[on committing to a TV series] I can't speak for everybody, but for me, if you told actors that you wanted to do a TV series and it was going to run three years and that's it, you're done, I think the line would get a lot longer, without question. It's really easy to fall into this habit of, "Ahh, I don't know what I'm going to do next." You think every job is your last job, but there's another side to that, which is that it never gets any better than when you first get a new job. It's the most fun. When somebody says, "You got the job," that's the most fun, and from that point forward, it's so exciting, but part of the fun is when the job is over and you move on. The danger with success in television is "Haven't we shot this episode before? Didn't we shoot this scene two years ago?" I think it's really hard to just take the risk from season to season and not be afraid to give the audience something completely different, and trust that they'll come with you.
Well, bottom line with A Perfect Getaway (2009) was, I thought "I'm going to have a lot of fun at work". That part was gonna get me an opportunity to play and have fun. There's something great when you read something and you have some sense of, "I know what to do here. Give me a little room. This is going to be a lot of fun". And then when we got Steve [Steve Zahn], "Well, now it's going to be a ton of fun, because there's somebody who's going to be so fun to bounce off of". The quality of the actors I got to work with on that made it seem like I was getting away with something.

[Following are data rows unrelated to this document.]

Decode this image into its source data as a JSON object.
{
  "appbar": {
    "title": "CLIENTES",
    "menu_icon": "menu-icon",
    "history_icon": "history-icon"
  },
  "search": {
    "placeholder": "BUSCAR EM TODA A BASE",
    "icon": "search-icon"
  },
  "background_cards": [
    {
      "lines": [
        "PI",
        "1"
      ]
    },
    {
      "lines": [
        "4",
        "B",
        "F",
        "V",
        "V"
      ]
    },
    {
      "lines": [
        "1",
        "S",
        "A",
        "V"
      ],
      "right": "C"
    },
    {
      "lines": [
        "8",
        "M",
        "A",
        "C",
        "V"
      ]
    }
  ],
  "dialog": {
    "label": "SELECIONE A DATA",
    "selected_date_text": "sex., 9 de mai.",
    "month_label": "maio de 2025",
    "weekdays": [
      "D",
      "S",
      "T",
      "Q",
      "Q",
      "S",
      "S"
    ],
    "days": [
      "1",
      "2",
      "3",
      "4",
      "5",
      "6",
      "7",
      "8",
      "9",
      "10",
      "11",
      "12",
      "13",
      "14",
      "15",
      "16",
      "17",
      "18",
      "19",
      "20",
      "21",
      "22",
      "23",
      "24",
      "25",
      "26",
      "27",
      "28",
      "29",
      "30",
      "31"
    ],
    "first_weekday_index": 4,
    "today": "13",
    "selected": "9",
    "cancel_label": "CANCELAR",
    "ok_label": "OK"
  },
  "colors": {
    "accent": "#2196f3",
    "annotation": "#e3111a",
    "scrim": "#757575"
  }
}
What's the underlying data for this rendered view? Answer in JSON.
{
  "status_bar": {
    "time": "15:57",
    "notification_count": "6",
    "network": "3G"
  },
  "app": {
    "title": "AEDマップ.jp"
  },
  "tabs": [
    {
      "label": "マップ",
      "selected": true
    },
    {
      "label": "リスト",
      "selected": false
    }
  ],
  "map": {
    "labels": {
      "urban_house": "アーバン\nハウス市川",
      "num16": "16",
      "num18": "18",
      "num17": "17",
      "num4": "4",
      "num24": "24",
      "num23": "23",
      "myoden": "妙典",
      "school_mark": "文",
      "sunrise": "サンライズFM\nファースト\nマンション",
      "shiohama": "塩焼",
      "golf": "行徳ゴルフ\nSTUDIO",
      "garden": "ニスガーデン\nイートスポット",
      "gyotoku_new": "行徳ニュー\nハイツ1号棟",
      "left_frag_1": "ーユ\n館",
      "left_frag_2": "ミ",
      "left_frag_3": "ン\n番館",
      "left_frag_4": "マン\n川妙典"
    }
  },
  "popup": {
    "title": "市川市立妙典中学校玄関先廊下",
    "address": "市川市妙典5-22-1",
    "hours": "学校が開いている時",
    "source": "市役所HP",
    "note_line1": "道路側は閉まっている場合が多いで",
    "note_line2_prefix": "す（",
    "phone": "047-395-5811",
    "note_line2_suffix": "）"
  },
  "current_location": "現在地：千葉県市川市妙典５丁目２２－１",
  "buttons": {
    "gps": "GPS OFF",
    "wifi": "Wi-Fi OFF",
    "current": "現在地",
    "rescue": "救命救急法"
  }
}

[on Deadwood (2004)] The fact is, this job is always fun, always a good time, but it's not that often that you can be as proud of it as I am of this experience. We just had a great time making it too.
Istanbul was unbelievable! What a city! I could go back there again and again. That was a fascinating place. It was a very foreign experience. But yeah, that is one of the perks of the job. You get to go places that you'd never imagine and see a part of the world you hadn't considered before. It was great. (On filming portions of Hitman (2007) in Istanbul).